But when those articles first came out, Wells initially fought back hard against the claims. Bank officials argued that Wells did not have a problem with its sales culture. Tim Sloan, Wells' chief financial officer, told the paper that he was "not aware of any overbearing sales culture."

"They didn't agree with the narrative, which was raised by the L.A. Times and damaged the brand," said Ed Mills, an analyst and managing director at FBR. "The way they were running their business did not flag this activity that was fraudulent, or a scam or something systemic."

In doing so, the company missed a chance to deal with the scandal far earlier and potentially mitigate some of the damage.

In many ways, Wells appeared to be hampered by its vision of itself as a Main Street bank in which employees built personal relationships with customers.

Instead, former employees are coming out of the woodworks to describe Wells' cutthroat sales culture, in which they were threatened with being fired and forced to work weekends and holidays without pay to meet stringent sales goals. Moreover, Wells keeps copious reports on product sales. One lawsuit by former employees listed 20 different reports tracking account openings, lucrative add-on products and unauthorized accounts.

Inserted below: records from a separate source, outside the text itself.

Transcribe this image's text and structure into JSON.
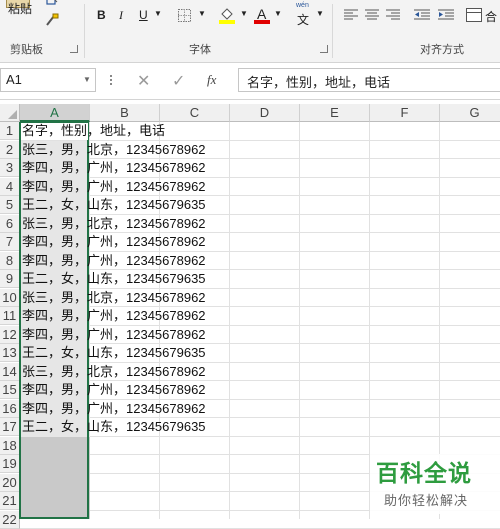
{
  "ribbon": {
    "paste_label": "粘贴",
    "clipboard_group": "剪贴板",
    "font_group": "字体",
    "align_group": "对齐方式",
    "bold": "B",
    "italic": "I",
    "underline": "U",
    "font_color_glyph": "A",
    "wen_glyph": "wén",
    "wen_char": "文",
    "colors": {
      "highlight": "#ffff00",
      "font_color": "#e00000"
    }
  },
  "formula_bar": {
    "name_box": "A1",
    "fx": "fx",
    "value": "名字，性别，地址，电话"
  },
  "columns": [
    "A",
    "B",
    "C",
    "D",
    "E",
    "F",
    "G"
  ],
  "rows": [
    "1",
    "2",
    "3",
    "4",
    "5",
    "6",
    "7",
    "8",
    "9",
    "10",
    "11",
    "12",
    "13",
    "14",
    "15",
    "16",
    "17",
    "18",
    "19",
    "20",
    "21",
    "22"
  ],
  "cells": [
    "名字，性别，地址，电话",
    "张三，男，北京，12345678962",
    "李四，男，广州，12345678962",
    "李四，男，广州，12345678962",
    "王二，女，山东，12345679635",
    "张三，男，北京，12345678962",
    "李四，男，广州，12345678962",
    "李四，男，广州，12345678962",
    "王二，女，山东，12345679635",
    "张三，男，北京，12345678962",
    "李四，男，广州，12345678962",
    "李四，男，广州，12345678962",
    "王二，女，山东，12345679635",
    "张三，男，北京，12345678962",
    "李四，男，广州，12345678962",
    "李四，男，广州，12345678962",
    "王二，女，山东，12345679635"
  ],
  "watermark": {
    "title": "百科全说",
    "subtitle": "助你轻松解决",
    "color": "#2e9c3f"
  },
  "selection_color": "#217346"
}
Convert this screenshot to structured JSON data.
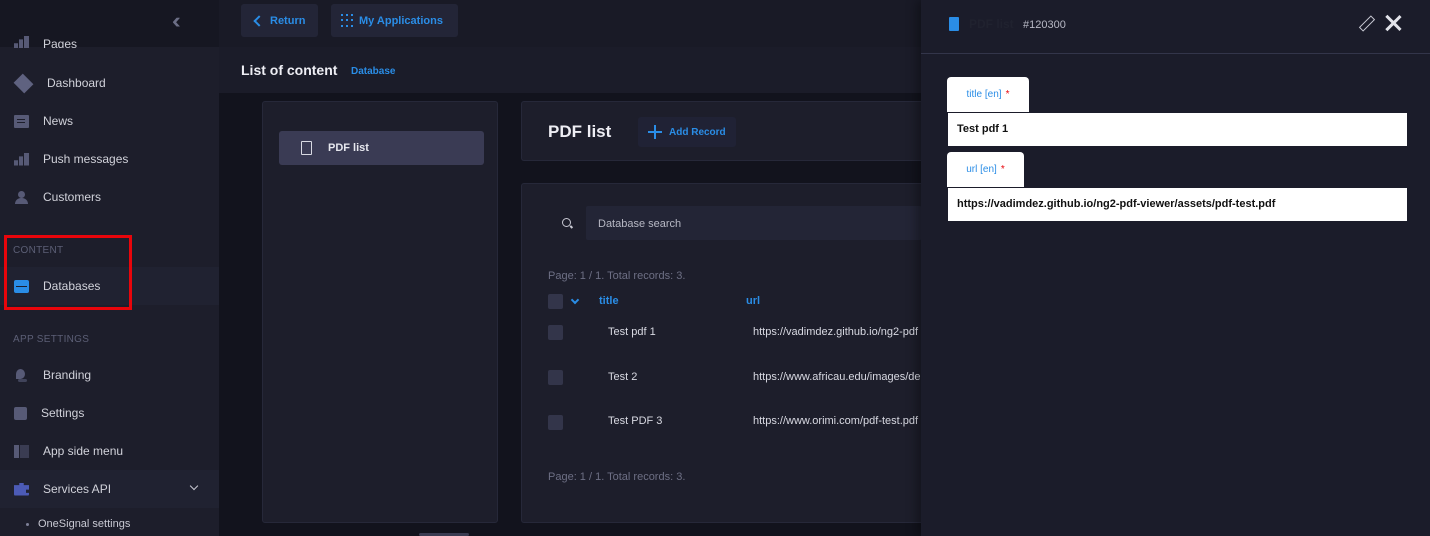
{
  "sidebar": {
    "top_item": "Pages",
    "items": [
      {
        "label": "Dashboard",
        "icon": "dashboard-icon"
      },
      {
        "label": "News",
        "icon": "news-icon"
      },
      {
        "label": "Push messages",
        "icon": "push-messages-icon"
      },
      {
        "label": "Customers",
        "icon": "customers-icon"
      }
    ],
    "content_section": "CONTENT",
    "databases": "Databases",
    "app_settings_section": "APP SETTINGS",
    "app_items": [
      {
        "label": "Branding",
        "icon": "branding-icon"
      },
      {
        "label": "Settings",
        "icon": "settings-icon"
      },
      {
        "label": "App side menu",
        "icon": "side-menu-icon"
      },
      {
        "label": "Services API",
        "icon": "puzzle-icon"
      }
    ],
    "sub_item": "OneSignal settings"
  },
  "topbar": {
    "return_label": "Return",
    "apps_label": "My Applications"
  },
  "location": {
    "title": "List of content",
    "badge": "Database"
  },
  "left_panel": {
    "item": "PDF list"
  },
  "list": {
    "title": "PDF list",
    "add_label": "Add Record",
    "search_placeholder": "Database search",
    "page_info_top": "Page: 1 / 1. Total records: 3.",
    "page_info_bottom": "Page: 1 / 1. Total records: 3.",
    "columns": [
      "title",
      "url"
    ],
    "rows": [
      {
        "title": "Test pdf 1",
        "url": "https://vadimdez.github.io/ng2-pdf"
      },
      {
        "title": "Test 2",
        "url": "https://www.africau.edu/images/de"
      },
      {
        "title": "Test PDF 3",
        "url": "https://www.orimi.com/pdf-test.pdf"
      }
    ]
  },
  "drawer": {
    "name": "PDF list",
    "record_id": "#120300",
    "fields": [
      {
        "label": "title [en]",
        "required": "*",
        "value": "Test pdf 1"
      },
      {
        "label": "url [en]",
        "required": "*",
        "value": "https://vadimdez.github.io/ng2-pdf-viewer/assets/pdf-test.pdf"
      }
    ]
  },
  "colors": {
    "accent": "#2a8de6",
    "highlight": "#e8050b",
    "background": "#191a26"
  }
}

"What [Stumpf] is not owning up to enough is that the tone at the top could have created a pressure-cooker environment that could have caused employees to do this," said Marty Mosby, an analyst at Vining Sparks.

For decades, Wells has touted its longtime strategy of cross-selling as the reason behind its success. But these revelations have undermined the bank's story and its public credibility.

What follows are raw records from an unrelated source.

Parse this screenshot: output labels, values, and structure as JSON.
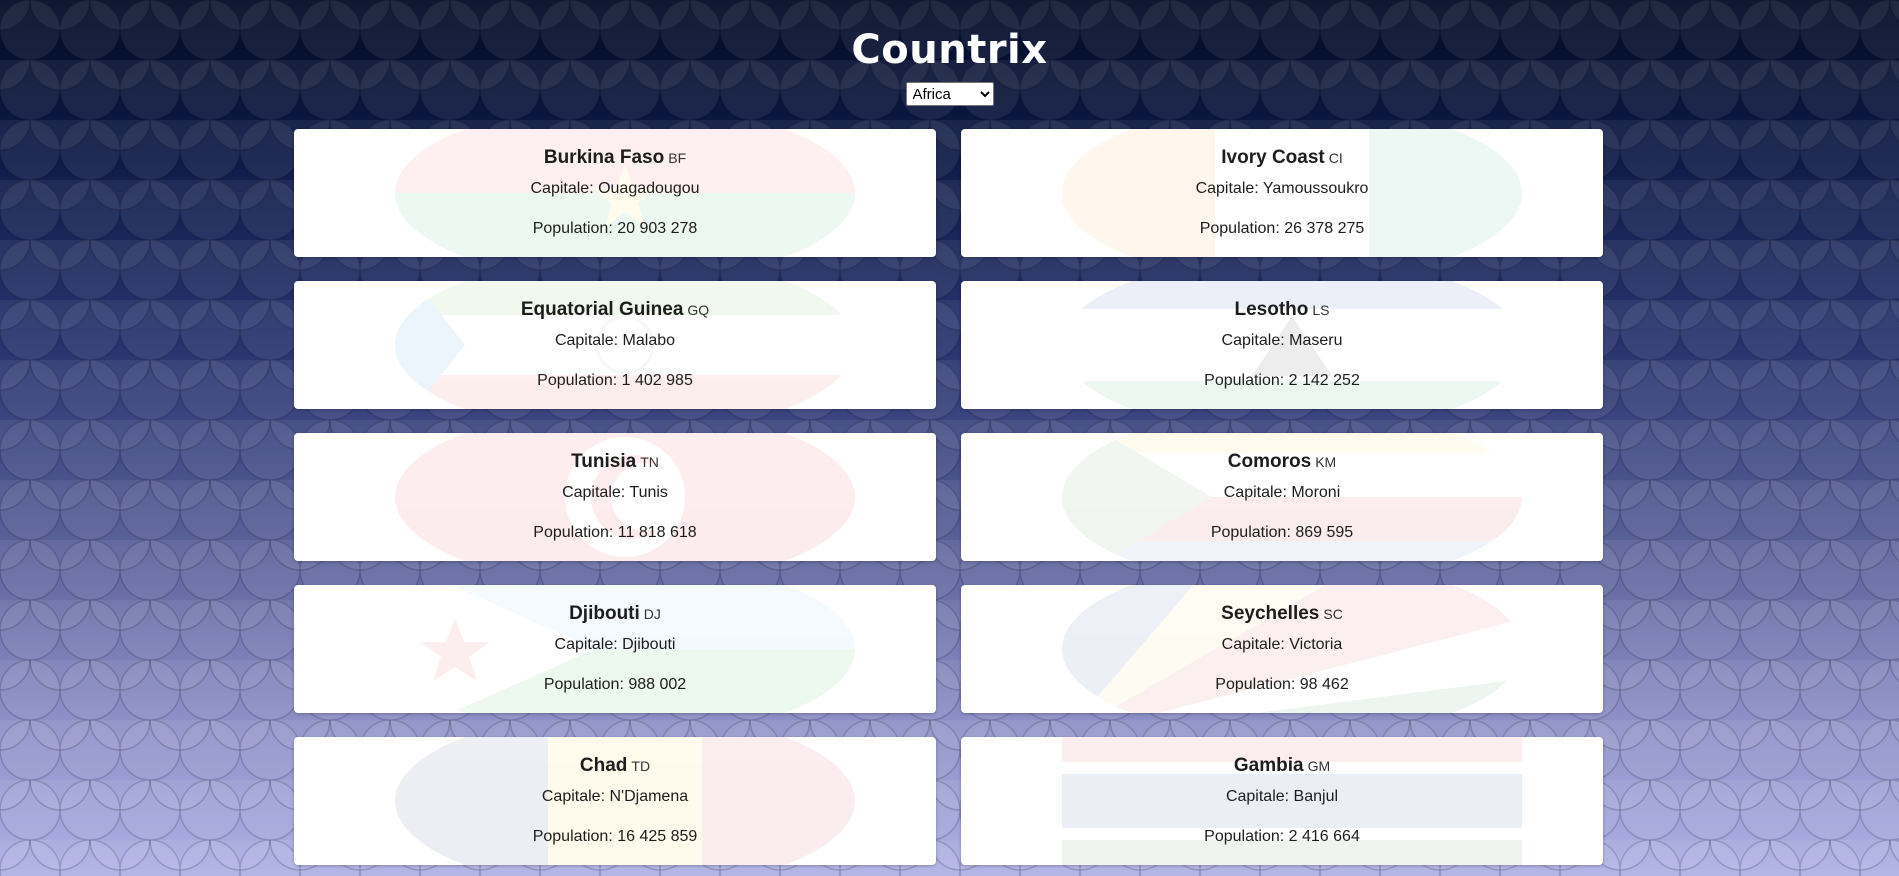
{
  "app": {
    "title": "Countrix",
    "region_select": {
      "selected": "Africa"
    }
  },
  "countries": [
    {
      "name": "Burkina Faso",
      "code": "BF",
      "capital": "Capitale: Ouagadougou",
      "population": "Population: 20 903 278"
    },
    {
      "name": "Ivory Coast",
      "code": "CI",
      "capital": "Capitale: Yamoussoukro",
      "population": "Population: 26 378 275"
    },
    {
      "name": "Equatorial Guinea",
      "code": "GQ",
      "capital": "Capitale: Malabo",
      "population": "Population: 1 402 985"
    },
    {
      "name": "Lesotho",
      "code": "LS",
      "capital": "Capitale: Maseru",
      "population": "Population: 2 142 252"
    },
    {
      "name": "Tunisia",
      "code": "TN",
      "capital": "Capitale: Tunis",
      "population": "Population: 11 818 618"
    },
    {
      "name": "Comoros",
      "code": "KM",
      "capital": "Capitale: Moroni",
      "population": "Population: 869 595"
    },
    {
      "name": "Djibouti",
      "code": "DJ",
      "capital": "Capitale: Djibouti",
      "population": "Population: 988 002"
    },
    {
      "name": "Seychelles",
      "code": "SC",
      "capital": "Capitale: Victoria",
      "population": "Population: 98 462"
    },
    {
      "name": "Chad",
      "code": "TD",
      "capital": "Capitale: N'Djamena",
      "population": "Population: 16 425 859"
    },
    {
      "name": "Gambia",
      "code": "GM",
      "capital": "Capitale: Banjul",
      "population": "Population: 2 416 664"
    }
  ],
  "colors": {
    "background_top": "#010a24",
    "background_bottom": "#aeb0e5",
    "card": "#ffffff",
    "title": "#ffffff"
  }
}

"It doesn't ring as authentic because it took them five years," Fladung said. "Wells Fargo hasn't really embraced being honest with themselves about this, and until they do the public is not going to see them as being honest."

Oscar Suris, Wells' head spokesman, reiterated Stumpf's response to lawmakers that there was more Wells should have done sooner.

"We get that very loud and clear," Suris said. "We are trying to tackle the issues on unethical practices that are causing us concern too."

4. Its messaging was confusing
Wells appears to have sought to hit all the right notes of responding to a crisis, including a public apology (even if belated) and promises to fix the problem by scrapping sales goals for employees in its retail banking business.

Yet it also sought to downplay the extent of the problems, emphasizing that the 5,300 employees represented just 1% of its retail employees. And it is ultimately keeping incentive pay, just basing it other metrics like customer surveys.

Both positions angered lawmakers. "5,300 people are more people than live in most towns in Montana," said Sen. Jon Tester, D-Mont.

Moreover, certain basic facts are still unclear. Stumpf said Tuesday that Tolstedt was not fired but chose to resign. Yet he also said that she'd been told the bank was headed "in a different direction," strongly hinting she was pushed out the door.

It's also unclear why Wells failed to disclose the investigation in its Securities and Exchange Commission filings and exactly when Stumpf and senior leadership became aware of problems.

"He did not have a firm timeline," Mills at FBR said. "He had trouble answering the questions: What did you know and when did you know it? We learned this in Watergate."

For reprint and licensing requests for this article, click here.
Law and regulation Compliance Enforcement Dodd-Frank